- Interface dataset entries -
···
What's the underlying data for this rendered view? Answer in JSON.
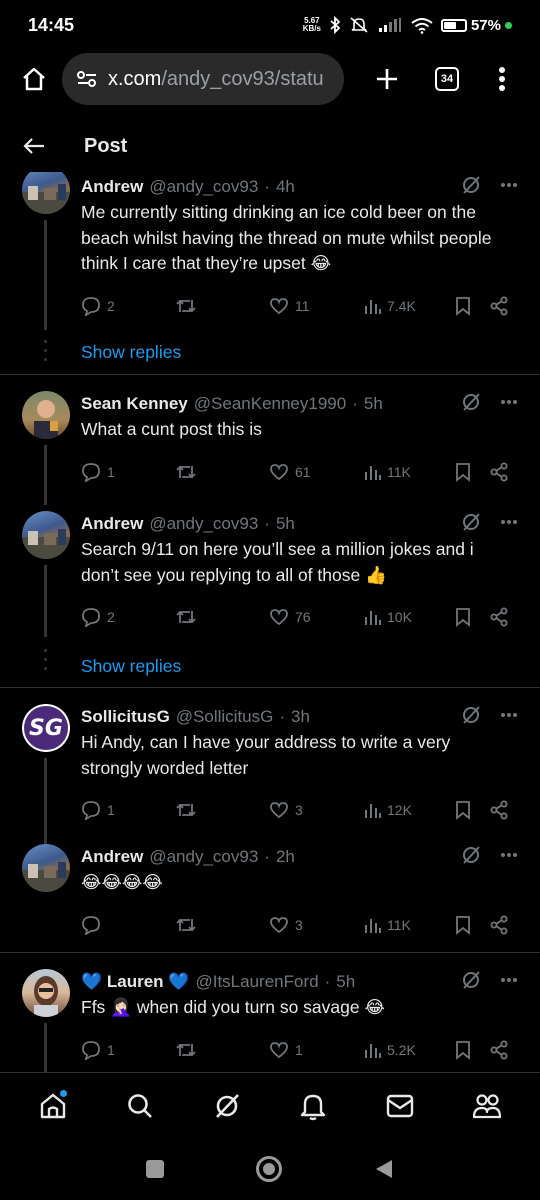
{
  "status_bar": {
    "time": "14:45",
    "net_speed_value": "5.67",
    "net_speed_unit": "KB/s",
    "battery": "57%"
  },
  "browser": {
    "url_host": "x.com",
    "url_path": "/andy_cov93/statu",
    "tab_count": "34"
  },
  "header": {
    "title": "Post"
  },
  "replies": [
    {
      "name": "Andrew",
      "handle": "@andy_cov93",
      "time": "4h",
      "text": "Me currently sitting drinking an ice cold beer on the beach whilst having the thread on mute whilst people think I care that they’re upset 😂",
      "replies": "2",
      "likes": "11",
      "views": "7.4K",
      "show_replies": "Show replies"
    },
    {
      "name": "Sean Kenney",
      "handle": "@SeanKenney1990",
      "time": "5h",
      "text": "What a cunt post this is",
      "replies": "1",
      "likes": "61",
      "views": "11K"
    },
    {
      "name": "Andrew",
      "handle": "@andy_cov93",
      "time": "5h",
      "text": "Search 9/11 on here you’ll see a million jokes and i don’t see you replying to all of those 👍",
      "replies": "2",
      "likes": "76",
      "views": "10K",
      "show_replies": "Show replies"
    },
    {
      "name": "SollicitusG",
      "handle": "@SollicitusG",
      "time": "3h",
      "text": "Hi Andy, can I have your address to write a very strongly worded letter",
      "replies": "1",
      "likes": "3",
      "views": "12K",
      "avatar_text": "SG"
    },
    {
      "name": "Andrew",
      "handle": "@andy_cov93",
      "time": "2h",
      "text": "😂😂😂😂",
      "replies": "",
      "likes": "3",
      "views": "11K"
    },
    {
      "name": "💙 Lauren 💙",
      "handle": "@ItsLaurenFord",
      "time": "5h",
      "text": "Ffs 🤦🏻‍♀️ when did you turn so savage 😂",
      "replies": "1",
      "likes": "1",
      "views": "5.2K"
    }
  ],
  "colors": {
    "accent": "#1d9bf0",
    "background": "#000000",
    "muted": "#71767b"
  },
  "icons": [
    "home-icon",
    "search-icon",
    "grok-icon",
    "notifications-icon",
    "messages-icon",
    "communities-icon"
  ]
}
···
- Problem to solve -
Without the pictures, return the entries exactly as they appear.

- Exercise result -
What's the underlying data for this rendered view? Answer in JSON.
{
  "status_bar": {
    "time": "14:45",
    "net_speed_value": "5.67",
    "net_speed_unit": "KB/s",
    "battery": "57%"
  },
  "browser": {
    "url_host": "x.com",
    "url_path": "/andy_cov93/statu",
    "tab_count": "34"
  },
  "header": {
    "title": "Post"
  },
  "replies": [
    {
      "name": "Andrew",
      "handle": "@andy_cov93",
      "time": "4h",
      "text": "Me currently sitting drinking an ice cold beer on the beach whilst having the thread on mute whilst people think I care that they’re upset 😂",
      "replies": "2",
      "likes": "11",
      "views": "7.4K",
      "show_replies": "Show replies"
    },
    {
      "name": "Sean Kenney",
      "handle": "@SeanKenney1990",
      "time": "5h",
      "text": "What a cunt post this is",
      "replies": "1",
      "likes": "61",
      "views": "11K"
    },
    {
      "name": "Andrew",
      "handle": "@andy_cov93",
      "time": "5h",
      "text": "Search 9/11 on here you’ll see a million jokes and i don’t see you replying to all of those 👍",
      "replies": "2",
      "likes": "76",
      "views": "10K",
      "show_replies": "Show replies"
    },
    {
      "name": "SollicitusG",
      "handle": "@SollicitusG",
      "time": "3h",
      "text": "Hi Andy, can I have your address to write a very strongly worded letter",
      "replies": "1",
      "likes": "3",
      "views": "12K",
      "avatar_text": "SG"
    },
    {
      "name": "Andrew",
      "handle": "@andy_cov93",
      "time": "2h",
      "text": "😂😂😂😂",
      "replies": "",
      "likes": "3",
      "views": "11K"
    },
    {
      "name": "💙 Lauren 💙",
      "handle": "@ItsLaurenFord",
      "time": "5h",
      "text": "Ffs 🤦🏻‍♀️ when did you turn so savage 😂",
      "replies": "1",
      "likes": "1",
      "views": "5.2K"
    }
  ],
  "colors": {
    "accent": "#1d9bf0",
    "background": "#000000",
    "muted": "#71767b"
  },
  "icons": [
    "home-icon",
    "search-icon",
    "grok-icon",
    "notifications-icon",
    "messages-icon",
    "communities-icon"
  ]
}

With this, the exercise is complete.